The Archibald Prize was the first major prize for portraiture in Australian art.
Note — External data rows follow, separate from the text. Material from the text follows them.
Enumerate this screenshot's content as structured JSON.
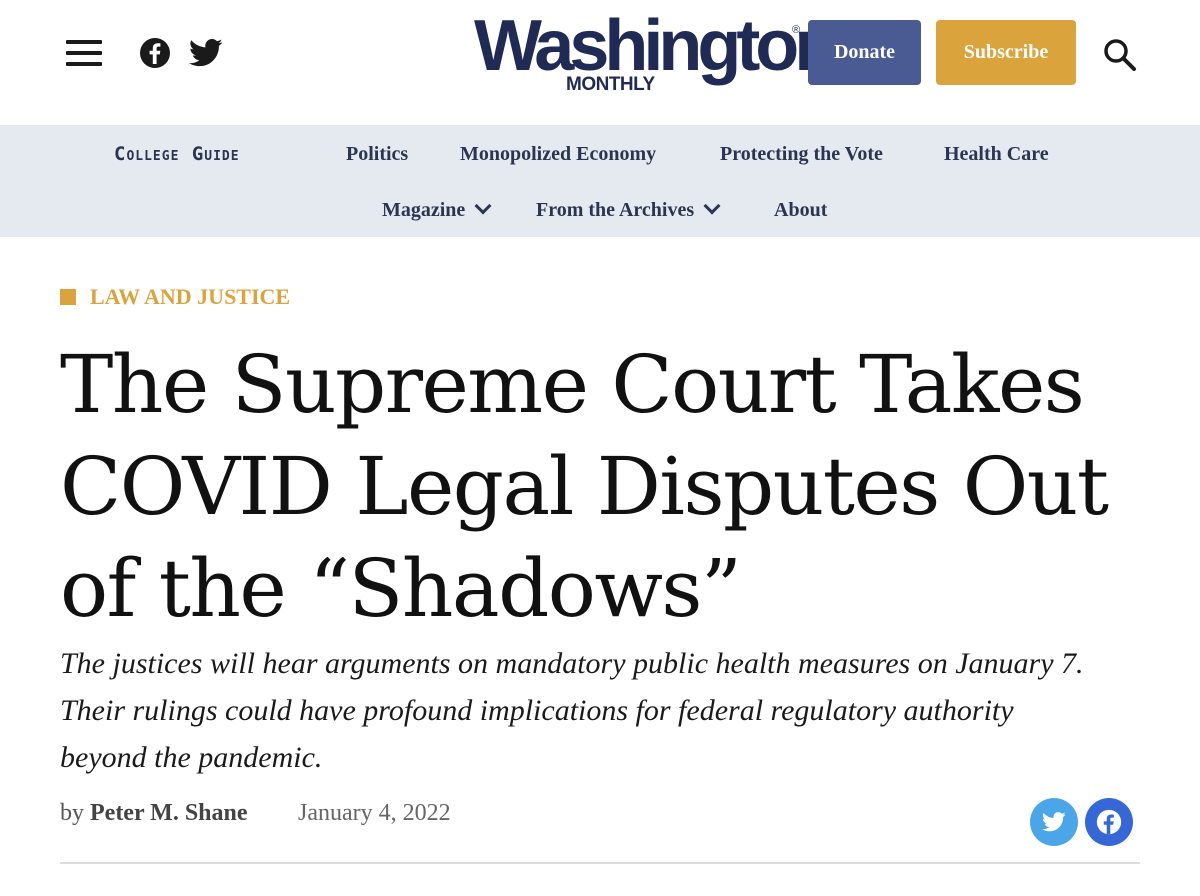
{
  "header": {
    "menu_icon": "hamburger-menu-icon",
    "social": [
      "facebook-icon",
      "twitter-icon"
    ],
    "logo": {
      "main": "Washington",
      "registered": "®",
      "sub": "MONTHLY"
    },
    "donate_label": "Donate",
    "subscribe_label": "Subscribe",
    "search_icon": "search-icon",
    "colors": {
      "brand_navy": "#1f2a55",
      "donate_bg": "#4a5b94",
      "subscribe_bg": "#dba33b"
    }
  },
  "nav": {
    "row1": [
      "College Guide",
      "Politics",
      "Monopolized Economy",
      "Protecting the Vote",
      "Health Care"
    ],
    "row2": [
      {
        "label": "Magazine",
        "has_dropdown": true
      },
      {
        "label": "From the Archives",
        "has_dropdown": true
      },
      {
        "label": "About",
        "has_dropdown": false
      }
    ],
    "background": "#e5eaf0"
  },
  "article": {
    "category": "LAW AND JUSTICE",
    "headline_lines": [
      "The Supreme Court Takes",
      "COVID Legal Disputes Out",
      "of the “Shadows”"
    ],
    "dek_lines": [
      "The justices will hear arguments on mandatory public health measures on January 7.",
      "Their rulings could have profound implications for federal regulatory authority",
      "beyond the pandemic."
    ],
    "byline_prefix": "by",
    "author": "Peter M. Shane",
    "date": "January 4, 2022",
    "share": [
      "twitter-share-icon",
      "facebook-share-icon"
    ],
    "accent_color": "#dba33b"
  }
}
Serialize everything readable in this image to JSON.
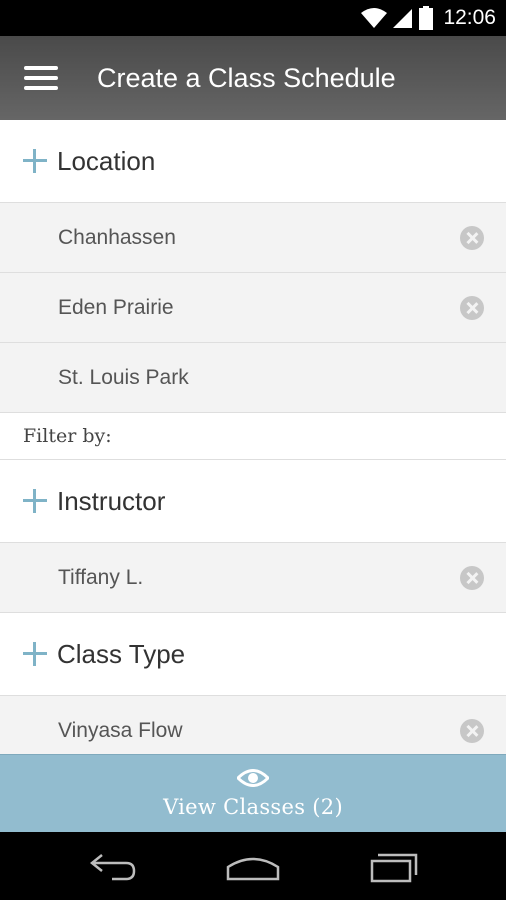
{
  "status_bar": {
    "time": "12:06"
  },
  "app_bar": {
    "title": "Create a Class Schedule"
  },
  "location": {
    "label": "Location",
    "items": [
      "Chanhassen",
      "Eden Prairie",
      "St. Louis Park"
    ]
  },
  "filter": {
    "label": "Filter by:"
  },
  "instructor": {
    "label": "Instructor",
    "items": [
      "Tiffany L."
    ]
  },
  "class_type": {
    "label": "Class Type",
    "items": [
      "Vinyasa Flow"
    ]
  },
  "view_button": {
    "label": "View Classes (2)"
  },
  "colors": {
    "accent": "#92bccf",
    "plus": "#7fb3c7",
    "app_bar": "#555555"
  },
  "icons": [
    "wifi-icon",
    "signal-icon",
    "battery-icon",
    "menu-icon",
    "plus-icon",
    "remove-icon",
    "eye-icon",
    "back-icon",
    "home-icon",
    "recents-icon"
  ]
}
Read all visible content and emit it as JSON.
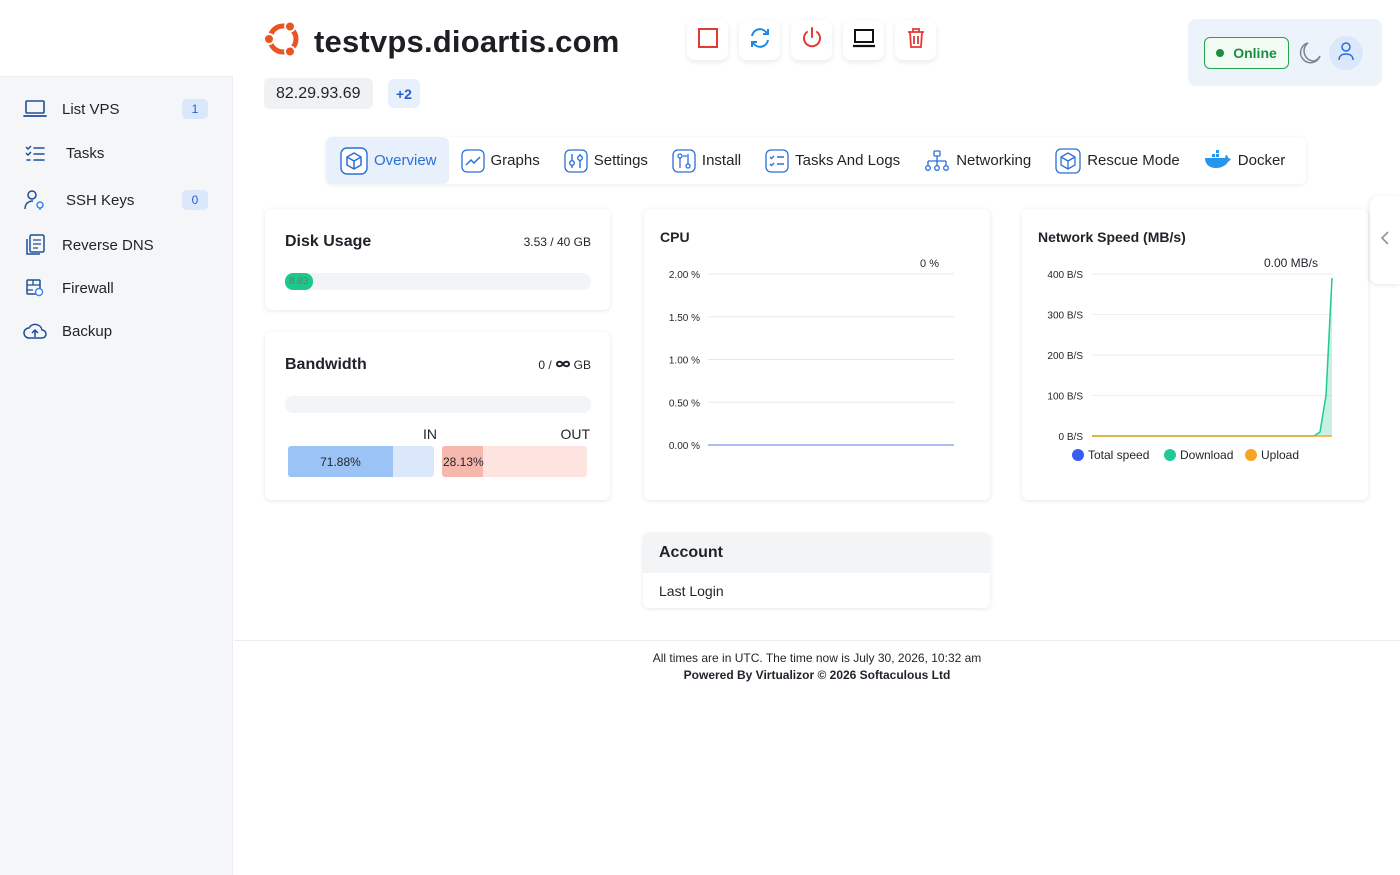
{
  "header": {
    "hostname": "testvps.dioartis.com",
    "ip": "82.29.93.69",
    "ip_more": "+2",
    "status": "Online"
  },
  "sidebar": {
    "items": [
      {
        "label": "List VPS",
        "badge": "1",
        "icon": "laptop-icon"
      },
      {
        "label": "Tasks",
        "badge": "",
        "icon": "tasks-list-icon"
      },
      {
        "label": "SSH Keys",
        "badge": "0",
        "icon": "ssh-key-user-icon"
      },
      {
        "label": "Reverse DNS",
        "badge": "",
        "icon": "reverse-dns-icon"
      },
      {
        "label": "Firewall",
        "badge": "",
        "icon": "firewall-icon"
      },
      {
        "label": "Backup",
        "badge": "",
        "icon": "cloud-upload-icon"
      }
    ]
  },
  "tabs": [
    {
      "label": "Overview",
      "active": true,
      "icon": "cube-icon"
    },
    {
      "label": "Graphs",
      "icon": "graph-icon"
    },
    {
      "label": "Settings",
      "icon": "sliders-icon"
    },
    {
      "label": "Install",
      "icon": "install-icon"
    },
    {
      "label": "Tasks And Logs",
      "icon": "tasks-logs-icon"
    },
    {
      "label": "Networking",
      "icon": "network-icon"
    },
    {
      "label": "Rescue Mode",
      "icon": "rescue-icon"
    },
    {
      "label": "Docker",
      "icon": "docker-icon"
    }
  ],
  "disk": {
    "title": "Disk Usage",
    "value": "3.53 / 40 GB",
    "percent_label": "8.83",
    "percent": 8.83
  },
  "bandwidth": {
    "title": "Bandwidth",
    "value_prefix": "0 /",
    "value_unit": "GB",
    "in_label": "IN",
    "out_label": "OUT",
    "in_percent_label": "71.88%",
    "in_percent": 71.88,
    "out_percent_label": "28.13%",
    "out_percent": 28.13
  },
  "cpu_title": "CPU",
  "net_title": "Network Speed (MB/s)",
  "account": {
    "title": "Account",
    "last_login_label": "Last Login"
  },
  "footer": {
    "line1": "All times are in UTC. The time now is July 30, 2026, 10:32 am",
    "line2": "Powered By Virtualizor © 2026 Softaculous Ltd"
  },
  "colors": {
    "accent": "#2a6fd6",
    "online": "#1a8f3f",
    "disk_fill": "#1cc88a",
    "in_fill": "#9cc3f5",
    "out_fill": "#f6b7ac",
    "total_speed": "#3b5bf5",
    "download": "#20c997",
    "upload": "#f5a524"
  },
  "chart_data": [
    {
      "type": "line",
      "title": "CPU",
      "current_label": "0 %",
      "y_ticks": [
        "2.00 %",
        "1.50 %",
        "1.00 %",
        "0.50 %",
        "0.00 %"
      ],
      "ylim": [
        0,
        2
      ],
      "series": [
        {
          "values": [
            0,
            0,
            0,
            0,
            0,
            0,
            0,
            0,
            0,
            0
          ]
        }
      ]
    },
    {
      "type": "area",
      "title": "Network Speed (MB/s)",
      "current_label": "0.00 MB/s",
      "y_ticks": [
        "400 B/S",
        "300 B/S",
        "200 B/S",
        "100 B/S",
        "0 B/S"
      ],
      "ylim": [
        0,
        400
      ],
      "legend": [
        "Total speed",
        "Download",
        "Upload"
      ],
      "series": [
        {
          "name": "Download",
          "values": [
            0,
            0,
            0,
            0,
            0,
            0,
            0,
            0,
            0,
            0,
            0,
            0,
            0,
            0,
            0,
            0,
            0,
            0,
            0,
            0,
            0,
            0,
            0,
            0,
            0,
            0,
            0,
            0,
            0,
            0,
            0,
            0,
            0,
            0,
            0,
            0,
            0,
            0,
            10,
            100,
            390
          ]
        },
        {
          "name": "Upload",
          "values": [
            0,
            0,
            0,
            0,
            0,
            0,
            0,
            0,
            0,
            0,
            0,
            0,
            0,
            0,
            0,
            0,
            0,
            0,
            0,
            0,
            0,
            0,
            0,
            0,
            0,
            0,
            0,
            0,
            0,
            0,
            0,
            0,
            0,
            0,
            0,
            0,
            0,
            0,
            0,
            0,
            0
          ]
        }
      ]
    }
  ]
}
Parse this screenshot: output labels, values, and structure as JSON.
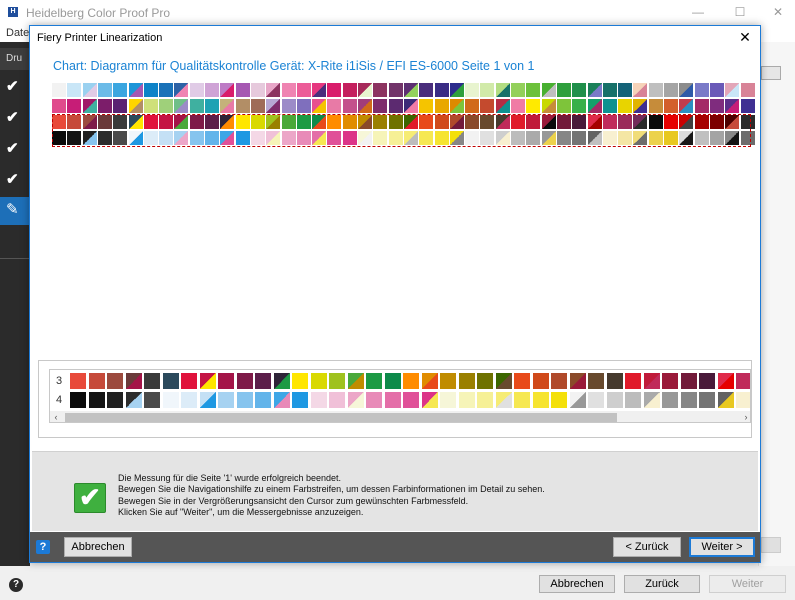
{
  "app": {
    "title": "Heidelberg Color Proof Pro",
    "logo_letter": "H",
    "menu": [
      "Datei"
    ],
    "sidebar_tab": "Dru",
    "window_controls": [
      "—",
      "☐",
      "✕"
    ]
  },
  "dialog": {
    "title": "Fiery Printer Linearization",
    "close": "✕",
    "heading": "Chart: Diagramm für Qualitätskontrolle  Gerät: X-Rite i1iSis / EFI ES-6000  Seite 1 von 1",
    "zoom_rows": [
      "3",
      "4"
    ],
    "scroll_left": "‹",
    "scroll_right": "›",
    "message_lines": [
      "Die Messung für die Seite '1' wurde erfolgreich beendet.",
      "Bewegen Sie die Navigationshilfe zu einem Farbstreifen, um dessen Farbinformationen im Detail zu sehen.",
      "Bewegen Sie in der Vergrößerungsansicht den Cursor zum gewünschten Farbmessfeld.",
      "Klicken Sie auf \"Weiter\", um die Messergebnisse anzuzeigen."
    ],
    "buttons": {
      "help": "?",
      "cancel": "Abbrechen",
      "back": "< Zurück",
      "next": "Weiter >"
    }
  },
  "footer": {
    "help": "?",
    "cancel": "Abbrechen",
    "back": "Zurück",
    "next": "Weiter"
  },
  "colors": {
    "accent": "#1c7ad6",
    "heading": "#1b83d4",
    "selection": "#c00000",
    "success": "#3fb03f"
  },
  "icons": {
    "check": "✔",
    "pencil": "✎",
    "success": "✔"
  }
}
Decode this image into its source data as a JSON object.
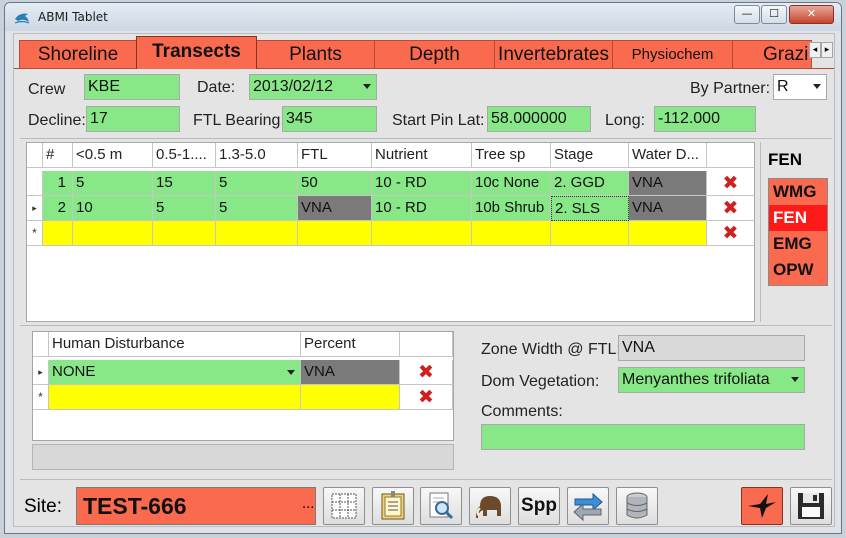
{
  "window": {
    "title": "ABMI Tablet"
  },
  "tabs": [
    {
      "label": "Shoreline"
    },
    {
      "label": "Transects"
    },
    {
      "label": "Plants"
    },
    {
      "label": "Depth"
    },
    {
      "label": "Invertebrates"
    },
    {
      "label": "Physiochem"
    },
    {
      "label": "Grazi"
    }
  ],
  "header": {
    "crew_label": "Crew",
    "crew_value": "KBE",
    "date_label": "Date:",
    "date_value": "2013/02/12",
    "partner_label": "By Partner:",
    "partner_value": "R",
    "decline_label": "Decline:",
    "decline_value": "17",
    "ftl_bearing_label": "FTL Bearing:",
    "ftl_bearing_value": "345",
    "start_lat_label": "Start Pin Lat:",
    "start_lat_value": "58.000000",
    "long_label": "Long:",
    "long_value": "-112.000"
  },
  "transect_grid": {
    "columns": [
      "#",
      "<0.5 m",
      "0.5-1....",
      "1.3-5.0",
      "FTL",
      "Nutrient",
      "Tree sp",
      "Stage",
      "Water D..."
    ],
    "rows": [
      {
        "n": "1",
        "c1": "5",
        "c2": "15",
        "c3": "5",
        "ftl": "50",
        "nutrient": "10 - RD",
        "tree": "10c None",
        "stage": "2. GGD",
        "water": "VNA"
      },
      {
        "n": "2",
        "c1": "10",
        "c2": "5",
        "c3": "5",
        "ftl": "VNA",
        "nutrient": "10 - RD",
        "tree": "10b Shrub",
        "stage": "2. SLS",
        "water": "VNA"
      }
    ],
    "new_row_marker": "*",
    "current_row_marker": "▸"
  },
  "zones": {
    "header": "FEN",
    "items": [
      {
        "label": "WMG"
      },
      {
        "label": "FEN"
      },
      {
        "label": "EMG"
      },
      {
        "label": "OPW"
      }
    ],
    "selected": "FEN"
  },
  "disturbance_grid": {
    "columns": [
      "Human Disturbance",
      "Percent"
    ],
    "rows": [
      {
        "disturbance": "NONE",
        "percent": "VNA"
      }
    ]
  },
  "zone_info": {
    "width_label": "Zone Width @ FTL:",
    "width_value": "VNA",
    "veg_label": "Dom Vegetation:",
    "veg_value": "Menyanthes trifoliata",
    "comments_label": "Comments:",
    "comments_value": ""
  },
  "bottom": {
    "site_label": "Site:",
    "site_value": "TEST-666",
    "ellipsis": "...",
    "spp_label": "Spp"
  },
  "icons": {
    "grid": "grid-icon",
    "notebook": "notebook-icon",
    "magnifier": "magnifier-icon",
    "mammoth": "mammoth-icon",
    "sync": "sync-arrows-icon",
    "database": "database-icon",
    "bird": "bird-icon",
    "save": "save-icon"
  },
  "colors": {
    "tab": "#f96a4e",
    "field_green": "#88e888",
    "new_row_yellow": "#ffff00",
    "vna_gray": "#7a7a7a",
    "delete_red": "#d11e1e",
    "zone_selected": "#ff1a1a"
  }
}
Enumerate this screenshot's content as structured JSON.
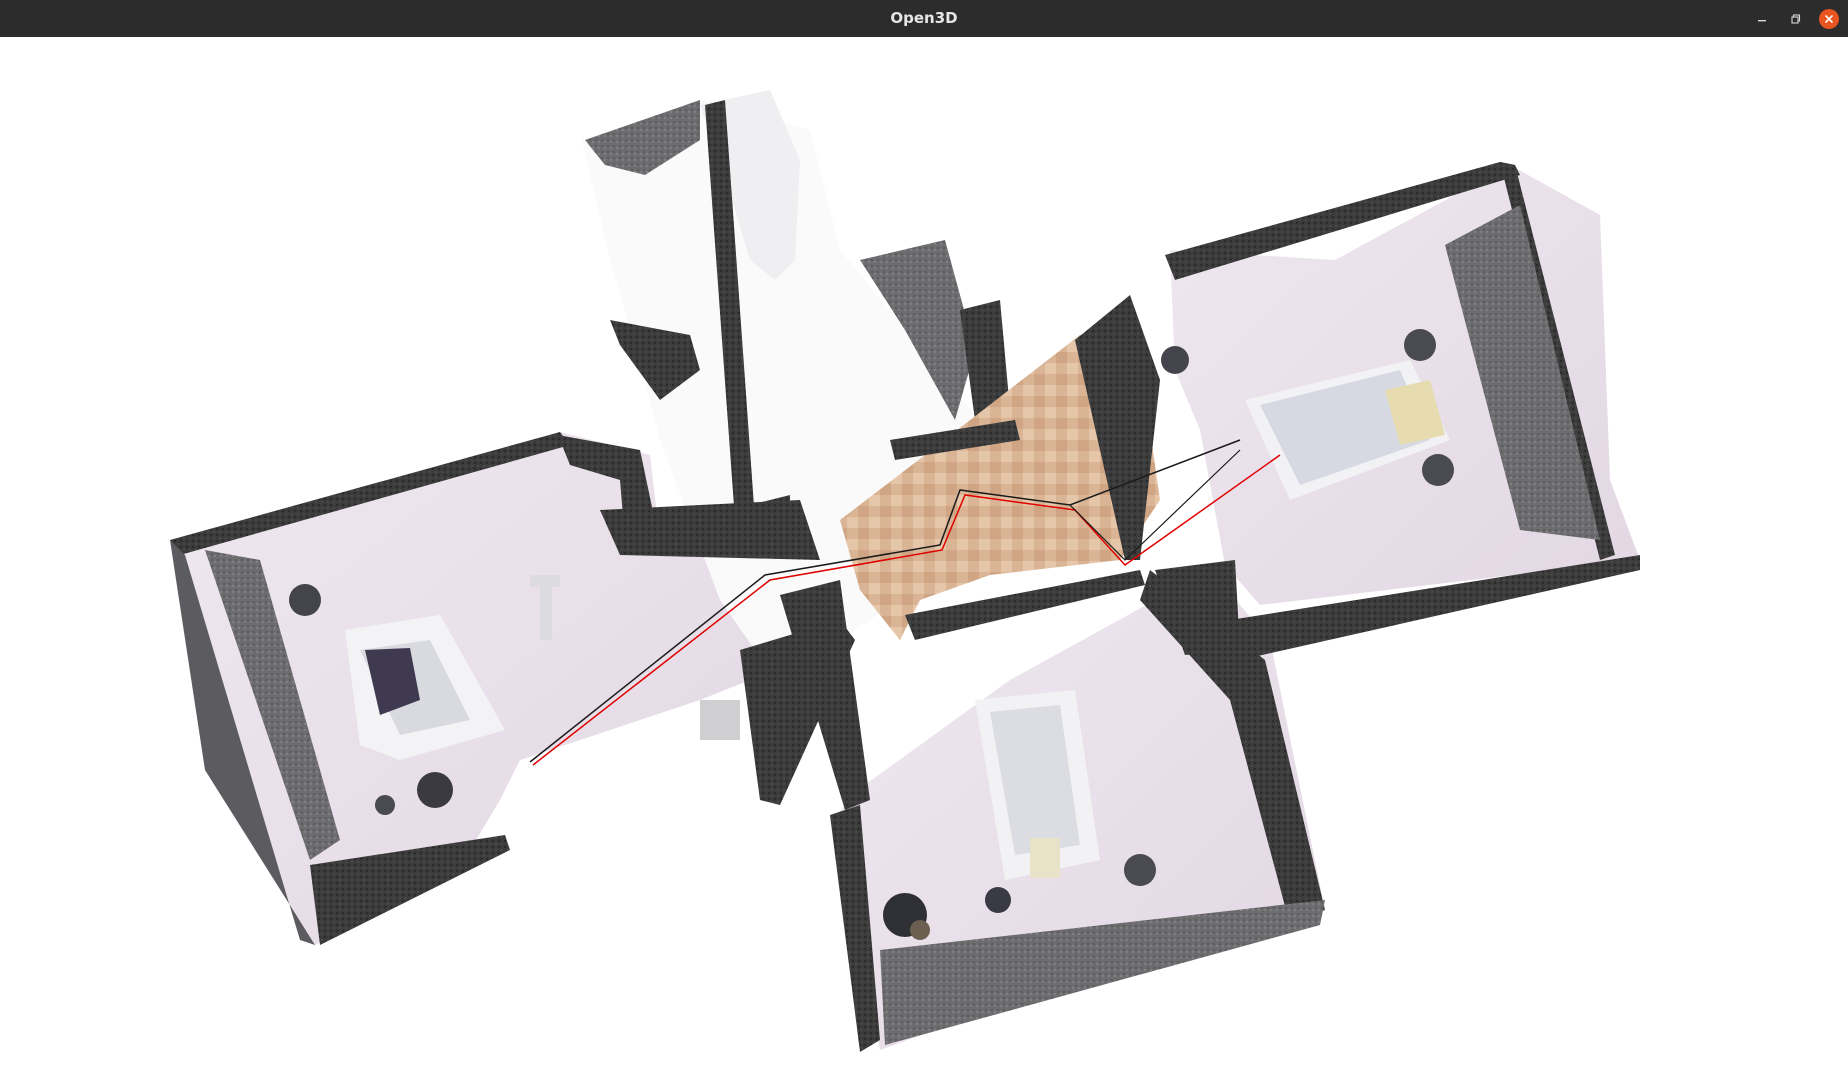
{
  "window": {
    "title": "Open3D",
    "controls": {
      "minimize_icon": "minimize-icon",
      "restore_icon": "restore-icon",
      "close_icon": "close-icon"
    }
  },
  "viewer": {
    "background_color": "#ffffff",
    "trajectory_colors": {
      "path_a": "#1a1a1a",
      "path_b": "#e00000"
    }
  }
}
It was first awarded in 1921 after the receipt of a bequest from J. F. Archibald, the editor of The Bulletin, who died in 1919. It awards the best portrait, painted by an artist resident in Australia during the twelve months preceding the date fixed for sending in the pictures.
The Archibald Prize has been awarded annually since 1921, and since July 2015, the prize has been AUD $100,000.
Breaking the News
- Title: Breaking the News
- Artist: John Longstaff
- Year: 1887
- Place of Origin: Australia
- Material: Oil on canvas
- Dimensions: 109.7 × 152.8 cm (43.2 × 60.2 in)
- Museum: Art Gallery of Western Australia
- Artist: John Longstaff
- Born: 1861 – Clunes, Victoria, Australia
- Died 1941 (aged 60) – Melbourne, Victoria, Australia
- Major Paintings:
- Breaking the News, 1887, Art Gallery of Western Australia
- Gippsland, Sunday night, February 20th, 1898, 1898, National Gallery of Victoria
- Arrival of Burke, Wills and King at the deserted camp at Cooper’s Creek, Sunday evening, 21st April 1861, 1907, National Gallery of Victoria
Explore the Art Gallery of Western Australia
- Adam by Auguste Rodin
- “Down on His Luck” by Frederick McCubbin
- “Breaking the News” by John Longstaff
A Tour of Australian Museums
- Museums in Sydney
- Museums in Melbourne
- Museums in Canberra
- Museums in Brisbane
- Museums in Perth
- Museums in Adelaide
- Museums in Darwin
Australian Proverbs and Quotes
“Art, of course, is a way of thinking, a way of mining reality.”
– John Gardner
Photo Credit: By John Longstaff, Public Domain, via Wikimedia Commons By John Longstaff, Public Domain, Link